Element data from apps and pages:
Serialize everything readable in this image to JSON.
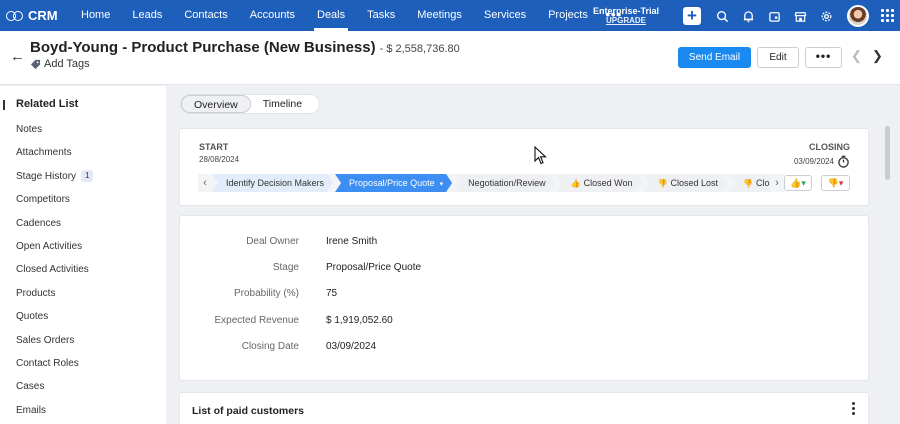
{
  "nav": {
    "brand": "CRM",
    "tabs": [
      {
        "label": "Home",
        "active": false
      },
      {
        "label": "Leads",
        "active": false
      },
      {
        "label": "Contacts",
        "active": false
      },
      {
        "label": "Accounts",
        "active": false
      },
      {
        "label": "Deals",
        "active": true
      },
      {
        "label": "Tasks",
        "active": false
      },
      {
        "label": "Meetings",
        "active": false
      },
      {
        "label": "Services",
        "active": false
      },
      {
        "label": "Projects",
        "active": false
      }
    ],
    "more": "•••",
    "trial_title": "Enterprise-Trial",
    "trial_link": "UPGRADE",
    "icons": [
      "plus-icon",
      "search-icon",
      "bell-icon",
      "calendar-icon",
      "store-icon",
      "gear-icon",
      "avatar",
      "app-grid-icon"
    ]
  },
  "header": {
    "title": "Boyd-Young - Product Purchase (New Business)",
    "amount": "- $ 2,558,736.80",
    "add_tags": "Add Tags",
    "send_email": "Send Email",
    "edit": "Edit",
    "more": "•••"
  },
  "sidebar": {
    "heading": "Related List",
    "items": [
      {
        "label": "Notes"
      },
      {
        "label": "Attachments"
      },
      {
        "label": "Stage History",
        "badge": "1"
      },
      {
        "label": "Competitors"
      },
      {
        "label": "Cadences"
      },
      {
        "label": "Open Activities"
      },
      {
        "label": "Closed Activities"
      },
      {
        "label": "Products"
      },
      {
        "label": "Quotes"
      },
      {
        "label": "Sales Orders"
      },
      {
        "label": "Contact Roles"
      },
      {
        "label": "Cases"
      },
      {
        "label": "Emails"
      }
    ]
  },
  "view_toggle": {
    "overview": "Overview",
    "timeline": "Timeline",
    "selected": "Overview"
  },
  "stage": {
    "start_label": "START",
    "start_date": "28/08/2024",
    "closing_label": "CLOSING",
    "closing_date": "03/09/2024",
    "stages": [
      {
        "label": "Identify Decision Makers",
        "state": "done"
      },
      {
        "label": "Proposal/Price Quote",
        "state": "current"
      },
      {
        "label": "Negotiation/Review",
        "state": "pending"
      },
      {
        "label": "Closed Won",
        "state": "pending",
        "icon": "thumbs-up-icon"
      },
      {
        "label": "Closed Lost",
        "state": "pending",
        "icon": "thumbs-down-icon"
      },
      {
        "label": "Closed Lo",
        "state": "pending",
        "icon": "thumbs-down-icon"
      }
    ],
    "accent": "#3d8ef2"
  },
  "details": [
    {
      "label": "Deal Owner",
      "value": "Irene Smith"
    },
    {
      "label": "Stage",
      "value": "Proposal/Price Quote"
    },
    {
      "label": "Probability (%)",
      "value": "75"
    },
    {
      "label": "Expected Revenue",
      "value": "$ 1,919,052.60"
    },
    {
      "label": "Closing Date",
      "value": "03/09/2024"
    }
  ],
  "paid_customers": {
    "title": "List of paid customers"
  },
  "colors": {
    "nav_bg": "#1d5fba",
    "primary_button": "#1a8af0",
    "won": "#2aa84a",
    "lost": "#d9344a"
  }
}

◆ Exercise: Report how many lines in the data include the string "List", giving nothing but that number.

◆ Response area: 2